So, more than the actual medical or physical risk of HBV reactivation or progression to cirrhosis or HCC, the psychological impact of being identified as a carrier of the virus is much more discomforting and possibly disabling. The risk of transformation of the inactive carrier state from benign or subclinical to acute symptomatic hepatitis state, or rarely, fulminant hepatitis, is probably much smaller than developing another life-threatening condition not related to any of the hepatitis viruses.
Many Filipinos fight the battle against stigma and discrimination of being labeled as a hepatitis B virus carrier. Dr. Jun Ruiz, our regular contributing editor, and his gatroenterologist/hepatologist colleague at The Medical City, Dr. Janus Ong, as well as our assistant editor, Mylene Orillo, write the cover stories for this issue to provide updates in the treatment and prevention of this prevalent disease; and how we can fight discrimination in the workplace. (pg 28)
In his column, former Sen. Edgardo Angara, writes an insightful commentary on the relationship between nutrition and child development, a major problem which our government must address. He cites research findings that poor nutrition causes “toxic stress” due to a high level of cortisol, which subsequently impairs the child’s brain development and his/her capacity for impulse control, emotional regulation, error processing, and healthy metabolic functioning. (pg 20)

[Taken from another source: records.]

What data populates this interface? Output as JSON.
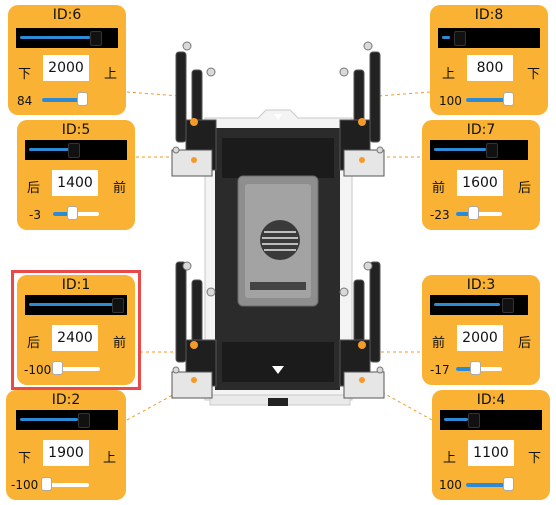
{
  "panels": {
    "id6": {
      "title": "ID:6",
      "left_label": "下",
      "right_label": "上",
      "value": "2000",
      "offset": "84",
      "bar": 0.83,
      "slider": 0.95
    },
    "id5": {
      "title": "ID:5",
      "left_label": "后",
      "right_label": "前",
      "value": "1400",
      "offset": "-3",
      "bar": 0.47,
      "slider": 0.4
    },
    "id1": {
      "title": "ID:1",
      "left_label": "后",
      "right_label": "前",
      "value": "2400",
      "offset": "-100",
      "bar": 0.95,
      "slider": 0.0
    },
    "id2": {
      "title": "ID:2",
      "left_label": "下",
      "right_label": "上",
      "value": "1900",
      "offset": "-100",
      "bar": 0.74,
      "slider": 0.0
    },
    "id8": {
      "title": "ID:8",
      "left_label": "上",
      "right_label": "下",
      "value": "800",
      "offset": "100",
      "bar": 0.12,
      "slider": 1.0
    },
    "id7": {
      "title": "ID:7",
      "left_label": "前",
      "right_label": "后",
      "value": "1600",
      "offset": "-23",
      "bar": 0.57,
      "slider": 0.3
    },
    "id3": {
      "title": "ID:3",
      "left_label": "前",
      "right_label": "后",
      "value": "2000",
      "offset": "-17",
      "bar": 0.74,
      "slider": 0.32
    },
    "id4": {
      "title": "ID:4",
      "left_label": "上",
      "right_label": "下",
      "value": "1100",
      "offset": "100",
      "bar": 0.32,
      "slider": 1.0
    }
  },
  "colors": {
    "panel": "#f9b233",
    "bar": "#2d8bd6",
    "highlight": "#e84a4a",
    "leader": "#f39a2a"
  }
}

Dr. Ramon Abarquez, Jr., writes another thought-provoking analysis on the factors that accelerate the development of vascular aging and arterial stiffening, which are generally a source for concern for hypertensive patients. He associates these though with adverse growth patterns in early postnatal life, as influenced by birth weight and age of gestation. (pg 21)
We’ve always known that crossing time zones during long-haul travels can be stressful to our bodies. Our US-based columnist, Ed Susman, files a report on the risk posed on diabetics with these long-haul travels, particularly the risk of hypoglycemia due to failure to adjust insulin dosage. He gives us some updates discussed during the recently annual meeting of the American Association of Clinical Endocrinologists (AACE). (pg 22)

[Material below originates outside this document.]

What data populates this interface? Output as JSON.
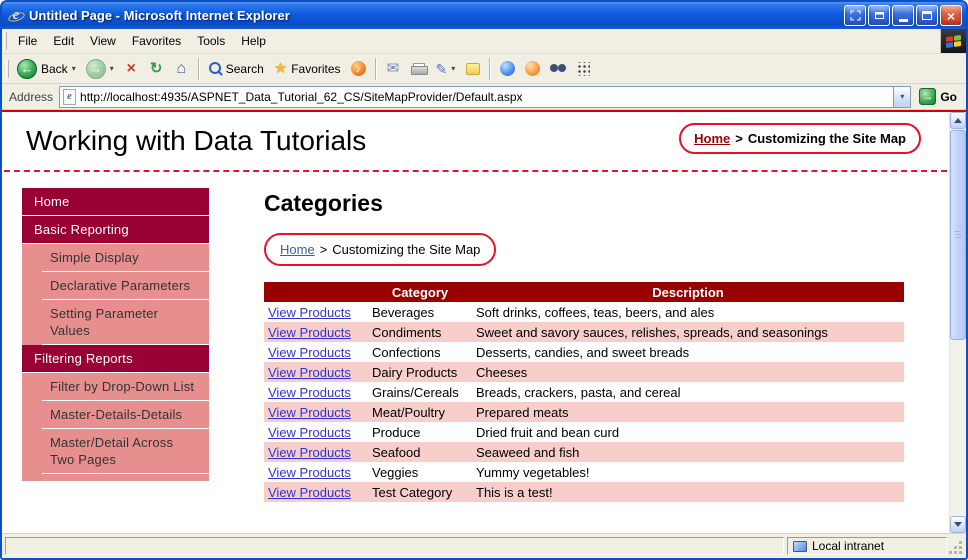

Dr. Ronnie Baticulon, our neurosurgeon-columnist, who has just returned from a year of training in Australia, can’t help but lament at the great disparity in health care between our country and the socially progressive country down under. He poignantly declares that “one does not deserve to die a needless death, just because you happened to be poor and Filipino at the same time.” (pg 52)
Dr. Malaya Santos takes us on a food trip, stressing though that we should maintain our “balance sheet” of calories if we want to maintain a healthy weight. (pg 46)
Varying weather conditions can impact the public’s health, and the pendulum-like swinging of the weather—from hot and humid, to wet and floody—can cause a rise in many infections and blood-borne diseases. Henrylito Tacio gives us the not so cool flipside of El Niño–La Niña, and its attendant health problems. (pg 32)
On the lighter side, our Off Duty columnist, Monical Verallo, takes us on a melancholic trip reminding us of the glory of Escolta, which was once the place to go to and be seen at, in the heart of Manila. She writes about the ongoing efforts to revive Escolta, and the plan to reconfigure it as a different shopping destination in this modern age. (pg 48)
And as usual, we can never put to the printing bed any issue of H&L without the Last Call column of Dr. Saturnino ‘Bong’ Javier, who engrosses our interest this time with his witty commentary on the unique form of terrorism every traveler is confronted with in our local airports—the ‘Tanim-Bala’ threat, which can cause a lot of misery and anguish on the hapless victim. (pg 60)
We hope you enjoy reading these and many more interesting articles in this issue of H&L.
RAFAEL R. CASTILLO, MD
July 2016 Health and Lifestyle